I'm willing to put up with the possibility of not having children if it means that my cancer will be cured for good.
A long schedule of regular checkups and tests during surveillance will be worth it if it means that I won't need to have other treatment.
I want to avoid chemotherapy.
I want to avoid surgery.
My other important reasons:
Where are you leaning now?
Now that you've thought about the facts and your feelings, you may have a general idea of where you stand on this decision. Show which way you are leaning right now.
NOT using surveillance
NOT having chemotherapy
NOT having surgery
What else do you need to make your decision?
Check the facts
Does surveillance simply mean having a special test during your yearly checkup?
- YesSorry, that's wrong. If you choose surveillance, you must be willing to follow an intense schedule of frequent checkups and tests.
- NoYou're right. If you choose surveillance, you must be willing to follow an intense schedule of frequent checkups and tests.
- I'm not sureIt may help to go back and read "What are the treatment choices for stage I nonseminoma testicular cancer?" If you choose surveillance, you must be willing to follow an intense schedule of frequent checkups and tests.

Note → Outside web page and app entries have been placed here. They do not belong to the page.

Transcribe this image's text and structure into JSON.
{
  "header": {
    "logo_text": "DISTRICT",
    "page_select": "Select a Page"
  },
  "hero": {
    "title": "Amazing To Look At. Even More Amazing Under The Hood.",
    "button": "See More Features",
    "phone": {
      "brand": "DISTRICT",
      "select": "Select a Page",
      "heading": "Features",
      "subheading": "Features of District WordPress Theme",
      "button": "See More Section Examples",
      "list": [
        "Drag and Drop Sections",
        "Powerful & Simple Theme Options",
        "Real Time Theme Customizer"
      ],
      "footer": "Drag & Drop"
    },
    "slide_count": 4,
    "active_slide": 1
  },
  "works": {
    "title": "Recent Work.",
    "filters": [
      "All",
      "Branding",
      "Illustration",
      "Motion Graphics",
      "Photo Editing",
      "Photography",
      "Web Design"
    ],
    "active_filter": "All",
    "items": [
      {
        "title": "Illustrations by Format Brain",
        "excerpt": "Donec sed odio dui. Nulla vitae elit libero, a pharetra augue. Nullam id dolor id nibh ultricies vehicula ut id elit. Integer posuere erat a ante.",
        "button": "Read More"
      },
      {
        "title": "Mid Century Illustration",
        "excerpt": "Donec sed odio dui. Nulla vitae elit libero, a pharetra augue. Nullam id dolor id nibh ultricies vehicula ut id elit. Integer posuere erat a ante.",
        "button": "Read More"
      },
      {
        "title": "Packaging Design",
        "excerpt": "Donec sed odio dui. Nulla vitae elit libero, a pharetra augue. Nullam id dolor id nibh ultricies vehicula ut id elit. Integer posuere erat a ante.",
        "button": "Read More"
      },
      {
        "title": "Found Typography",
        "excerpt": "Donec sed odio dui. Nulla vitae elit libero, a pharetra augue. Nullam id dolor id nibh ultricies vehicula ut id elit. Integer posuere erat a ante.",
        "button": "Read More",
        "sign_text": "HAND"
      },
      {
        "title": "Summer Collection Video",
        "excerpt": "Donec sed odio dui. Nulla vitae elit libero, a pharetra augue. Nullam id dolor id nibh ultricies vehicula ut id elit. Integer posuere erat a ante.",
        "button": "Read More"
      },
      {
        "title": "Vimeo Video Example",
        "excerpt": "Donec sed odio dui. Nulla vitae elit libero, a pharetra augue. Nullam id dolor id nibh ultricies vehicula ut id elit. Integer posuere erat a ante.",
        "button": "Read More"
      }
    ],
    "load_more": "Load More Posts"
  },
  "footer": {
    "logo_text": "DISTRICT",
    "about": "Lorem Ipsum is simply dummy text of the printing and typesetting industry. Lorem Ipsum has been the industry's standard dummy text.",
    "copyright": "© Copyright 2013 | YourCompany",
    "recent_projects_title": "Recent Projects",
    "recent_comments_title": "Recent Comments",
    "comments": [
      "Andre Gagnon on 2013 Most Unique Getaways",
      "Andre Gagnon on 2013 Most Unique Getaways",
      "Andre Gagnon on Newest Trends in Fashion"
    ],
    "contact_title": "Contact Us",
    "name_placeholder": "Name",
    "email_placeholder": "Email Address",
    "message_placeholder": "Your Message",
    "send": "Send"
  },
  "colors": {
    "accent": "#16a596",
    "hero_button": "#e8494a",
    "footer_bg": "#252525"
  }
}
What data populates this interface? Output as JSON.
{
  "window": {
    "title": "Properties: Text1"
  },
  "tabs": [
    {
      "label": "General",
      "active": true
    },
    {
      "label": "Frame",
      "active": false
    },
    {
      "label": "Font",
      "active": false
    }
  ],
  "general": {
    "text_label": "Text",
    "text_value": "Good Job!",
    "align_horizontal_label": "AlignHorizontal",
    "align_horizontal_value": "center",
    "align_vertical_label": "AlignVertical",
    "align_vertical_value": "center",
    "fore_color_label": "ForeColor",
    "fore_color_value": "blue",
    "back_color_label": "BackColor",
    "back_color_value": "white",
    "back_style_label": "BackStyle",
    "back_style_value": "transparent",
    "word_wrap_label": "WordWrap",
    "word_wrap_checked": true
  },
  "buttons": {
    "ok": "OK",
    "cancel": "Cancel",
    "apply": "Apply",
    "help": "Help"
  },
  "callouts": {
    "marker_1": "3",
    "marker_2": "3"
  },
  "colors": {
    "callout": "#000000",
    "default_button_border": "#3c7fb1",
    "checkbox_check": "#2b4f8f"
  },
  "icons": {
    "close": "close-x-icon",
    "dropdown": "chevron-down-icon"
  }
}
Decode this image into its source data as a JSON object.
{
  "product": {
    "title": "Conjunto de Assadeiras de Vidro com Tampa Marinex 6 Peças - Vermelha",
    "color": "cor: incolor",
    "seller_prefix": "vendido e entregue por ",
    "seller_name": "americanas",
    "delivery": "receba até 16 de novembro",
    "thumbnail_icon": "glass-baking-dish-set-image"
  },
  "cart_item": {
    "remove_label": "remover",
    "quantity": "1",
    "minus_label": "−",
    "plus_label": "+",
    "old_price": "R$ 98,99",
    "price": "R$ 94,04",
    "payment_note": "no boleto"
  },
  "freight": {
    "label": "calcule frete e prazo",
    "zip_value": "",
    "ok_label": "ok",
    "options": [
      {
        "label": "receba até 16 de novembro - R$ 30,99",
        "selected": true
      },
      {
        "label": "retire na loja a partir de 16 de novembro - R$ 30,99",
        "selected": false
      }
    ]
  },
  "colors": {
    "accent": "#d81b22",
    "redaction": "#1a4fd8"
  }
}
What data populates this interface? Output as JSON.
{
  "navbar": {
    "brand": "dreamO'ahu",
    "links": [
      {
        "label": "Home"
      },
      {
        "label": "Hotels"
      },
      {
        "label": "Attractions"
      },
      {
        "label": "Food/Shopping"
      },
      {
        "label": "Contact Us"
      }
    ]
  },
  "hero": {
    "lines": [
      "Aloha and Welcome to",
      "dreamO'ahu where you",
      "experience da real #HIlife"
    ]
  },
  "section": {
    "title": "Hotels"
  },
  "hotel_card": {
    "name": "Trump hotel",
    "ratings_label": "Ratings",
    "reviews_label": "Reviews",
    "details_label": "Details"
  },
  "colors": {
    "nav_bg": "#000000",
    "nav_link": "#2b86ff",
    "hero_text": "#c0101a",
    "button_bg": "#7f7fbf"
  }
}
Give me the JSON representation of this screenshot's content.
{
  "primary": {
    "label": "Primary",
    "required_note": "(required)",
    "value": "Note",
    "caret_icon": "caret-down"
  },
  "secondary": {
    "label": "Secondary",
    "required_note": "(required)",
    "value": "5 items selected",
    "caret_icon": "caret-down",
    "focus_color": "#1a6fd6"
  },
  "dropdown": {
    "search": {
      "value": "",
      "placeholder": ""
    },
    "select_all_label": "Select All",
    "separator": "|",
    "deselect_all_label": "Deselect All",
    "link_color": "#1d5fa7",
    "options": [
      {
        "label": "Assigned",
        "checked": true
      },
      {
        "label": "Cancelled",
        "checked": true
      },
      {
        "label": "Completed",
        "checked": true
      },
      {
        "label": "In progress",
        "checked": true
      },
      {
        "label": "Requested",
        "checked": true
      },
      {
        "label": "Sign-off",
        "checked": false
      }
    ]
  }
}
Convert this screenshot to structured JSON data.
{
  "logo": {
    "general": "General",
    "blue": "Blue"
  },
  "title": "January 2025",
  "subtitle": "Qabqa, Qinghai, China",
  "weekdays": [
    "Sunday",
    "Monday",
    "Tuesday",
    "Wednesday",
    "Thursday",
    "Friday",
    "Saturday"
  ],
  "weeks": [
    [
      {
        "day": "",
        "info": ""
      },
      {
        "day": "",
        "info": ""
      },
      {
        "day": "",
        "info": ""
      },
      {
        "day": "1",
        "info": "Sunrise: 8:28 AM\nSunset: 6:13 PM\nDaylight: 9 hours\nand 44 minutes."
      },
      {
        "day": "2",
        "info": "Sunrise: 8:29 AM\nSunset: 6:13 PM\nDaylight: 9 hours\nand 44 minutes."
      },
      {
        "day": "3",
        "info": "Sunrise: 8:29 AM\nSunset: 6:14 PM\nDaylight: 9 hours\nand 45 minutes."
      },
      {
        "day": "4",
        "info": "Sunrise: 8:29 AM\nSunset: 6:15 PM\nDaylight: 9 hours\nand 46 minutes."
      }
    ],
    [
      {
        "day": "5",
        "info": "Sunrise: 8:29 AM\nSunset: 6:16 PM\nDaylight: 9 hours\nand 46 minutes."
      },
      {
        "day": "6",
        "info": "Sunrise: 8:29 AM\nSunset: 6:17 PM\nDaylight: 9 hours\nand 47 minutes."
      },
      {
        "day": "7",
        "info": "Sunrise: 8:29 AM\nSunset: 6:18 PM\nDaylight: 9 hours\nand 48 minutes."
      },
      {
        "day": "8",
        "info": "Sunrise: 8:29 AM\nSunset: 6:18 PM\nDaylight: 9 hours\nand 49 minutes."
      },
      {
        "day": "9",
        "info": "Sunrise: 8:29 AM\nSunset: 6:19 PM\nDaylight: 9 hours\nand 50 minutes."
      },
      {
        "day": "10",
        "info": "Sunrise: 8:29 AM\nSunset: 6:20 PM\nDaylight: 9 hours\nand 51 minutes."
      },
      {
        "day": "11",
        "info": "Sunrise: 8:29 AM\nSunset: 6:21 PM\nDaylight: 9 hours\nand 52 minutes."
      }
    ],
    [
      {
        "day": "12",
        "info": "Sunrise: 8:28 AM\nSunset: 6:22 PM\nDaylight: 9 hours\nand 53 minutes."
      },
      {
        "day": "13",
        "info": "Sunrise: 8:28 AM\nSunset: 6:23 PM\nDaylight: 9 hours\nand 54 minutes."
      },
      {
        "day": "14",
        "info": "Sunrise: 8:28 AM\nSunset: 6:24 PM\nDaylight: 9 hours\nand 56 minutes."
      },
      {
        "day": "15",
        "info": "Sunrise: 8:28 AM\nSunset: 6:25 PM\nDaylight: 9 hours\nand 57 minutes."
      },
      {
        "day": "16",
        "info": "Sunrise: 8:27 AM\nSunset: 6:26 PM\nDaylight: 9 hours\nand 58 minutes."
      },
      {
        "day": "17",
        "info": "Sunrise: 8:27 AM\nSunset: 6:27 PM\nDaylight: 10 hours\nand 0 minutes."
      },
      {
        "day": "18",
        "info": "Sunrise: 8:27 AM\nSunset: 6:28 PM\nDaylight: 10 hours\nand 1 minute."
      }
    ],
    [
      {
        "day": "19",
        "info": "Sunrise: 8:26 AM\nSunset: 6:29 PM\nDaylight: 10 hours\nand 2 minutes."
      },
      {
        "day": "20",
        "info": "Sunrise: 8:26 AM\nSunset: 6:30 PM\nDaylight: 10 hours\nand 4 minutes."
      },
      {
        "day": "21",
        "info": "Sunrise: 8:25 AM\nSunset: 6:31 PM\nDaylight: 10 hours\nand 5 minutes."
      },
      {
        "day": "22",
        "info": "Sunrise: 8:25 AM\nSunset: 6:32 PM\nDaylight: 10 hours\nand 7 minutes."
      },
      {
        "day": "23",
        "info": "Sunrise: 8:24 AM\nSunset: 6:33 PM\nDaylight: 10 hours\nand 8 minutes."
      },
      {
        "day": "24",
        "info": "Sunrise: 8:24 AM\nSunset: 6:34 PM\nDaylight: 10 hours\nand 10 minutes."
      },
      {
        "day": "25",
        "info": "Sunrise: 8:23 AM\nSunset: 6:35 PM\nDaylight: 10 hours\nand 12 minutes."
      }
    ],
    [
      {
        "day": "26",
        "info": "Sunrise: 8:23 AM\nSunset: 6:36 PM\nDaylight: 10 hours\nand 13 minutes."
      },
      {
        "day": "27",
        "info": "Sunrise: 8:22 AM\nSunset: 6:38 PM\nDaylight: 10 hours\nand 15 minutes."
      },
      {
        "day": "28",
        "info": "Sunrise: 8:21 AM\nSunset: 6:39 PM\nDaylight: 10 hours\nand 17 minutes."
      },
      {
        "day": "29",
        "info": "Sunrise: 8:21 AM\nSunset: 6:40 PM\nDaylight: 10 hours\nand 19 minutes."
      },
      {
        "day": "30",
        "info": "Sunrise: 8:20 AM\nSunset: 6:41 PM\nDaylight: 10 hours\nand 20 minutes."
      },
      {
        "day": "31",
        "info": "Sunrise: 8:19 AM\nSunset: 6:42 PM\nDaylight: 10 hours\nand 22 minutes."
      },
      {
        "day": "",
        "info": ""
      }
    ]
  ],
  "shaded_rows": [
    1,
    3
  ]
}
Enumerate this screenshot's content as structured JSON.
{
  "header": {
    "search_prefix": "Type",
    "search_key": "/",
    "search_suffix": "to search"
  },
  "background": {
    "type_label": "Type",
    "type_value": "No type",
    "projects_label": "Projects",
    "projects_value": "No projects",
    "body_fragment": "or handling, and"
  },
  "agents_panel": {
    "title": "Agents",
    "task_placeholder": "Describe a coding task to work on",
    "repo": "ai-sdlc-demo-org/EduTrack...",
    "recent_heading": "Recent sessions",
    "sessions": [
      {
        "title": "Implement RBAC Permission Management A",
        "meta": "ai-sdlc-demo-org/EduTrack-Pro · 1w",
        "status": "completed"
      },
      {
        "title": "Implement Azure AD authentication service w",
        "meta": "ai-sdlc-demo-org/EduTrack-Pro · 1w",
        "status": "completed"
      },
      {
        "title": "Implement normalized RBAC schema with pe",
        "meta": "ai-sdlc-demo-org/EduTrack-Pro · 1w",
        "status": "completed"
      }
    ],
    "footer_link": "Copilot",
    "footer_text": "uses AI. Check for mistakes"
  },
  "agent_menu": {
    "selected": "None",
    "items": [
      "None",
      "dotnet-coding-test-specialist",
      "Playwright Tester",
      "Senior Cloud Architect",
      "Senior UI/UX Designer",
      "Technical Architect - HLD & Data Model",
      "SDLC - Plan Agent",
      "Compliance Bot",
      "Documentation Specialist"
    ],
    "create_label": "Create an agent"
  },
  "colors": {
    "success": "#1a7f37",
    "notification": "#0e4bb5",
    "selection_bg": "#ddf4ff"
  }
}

Are lymph node surgery and chemotherapy the surest ways to keep cancer from coming back?
- YesThat's right. Lymph node surgery and chemotherapy have very high cure rates.
- NoSorry, that's not right. Lymph node surgery and chemotherapy have very high cure rates.
- I'm not sureIt may help to go back and read "What are the treatment choices for stage I nonseminoma testicular cancer?" Lymph node surgery and chemotherapy have very high cure rates.
If you're worried that chemotherapy or surgery will leave you infertile, can you bank your sperm ahead of time?
- YesThat's right. If you're worried that treatment may leave you infertile, you can bank your sperm ahead of time.
- NoSorry, that's wrong. If you're worried that treatment may leave you infertile, you can bank your sperm ahead of time.
- I'm not sureIt may help to go back and read "What are the risks of chemotherapy?" If you're worried that treatment may leave you infertile, you can bank your sperm ahead of time.
Decide what's next
Do you understand the options available to you?
Are you clear about which benefits and side effects matter most to you?
Do you have enough support and advice from others to make a choice?
How sure do you feel right now about your decision?
Use the following space to list questions, concerns, and next steps.
Here's a record of your answers. You can use it to talk with your doctor or loved ones about your decision.
|Primary Medical Reviewer||E. Gregory Thompson, MD - Internal Medicine|
|Specialist Medical Reviewer||Christopher G. Wood, MD, FACS - Urology, Oncology|
- National Comprehensive Cancer Network (2010). Testicular Cancer, version 2. Available online: http://www.nccn.org/professionals/physician_gls/PDF/testicular.pdf.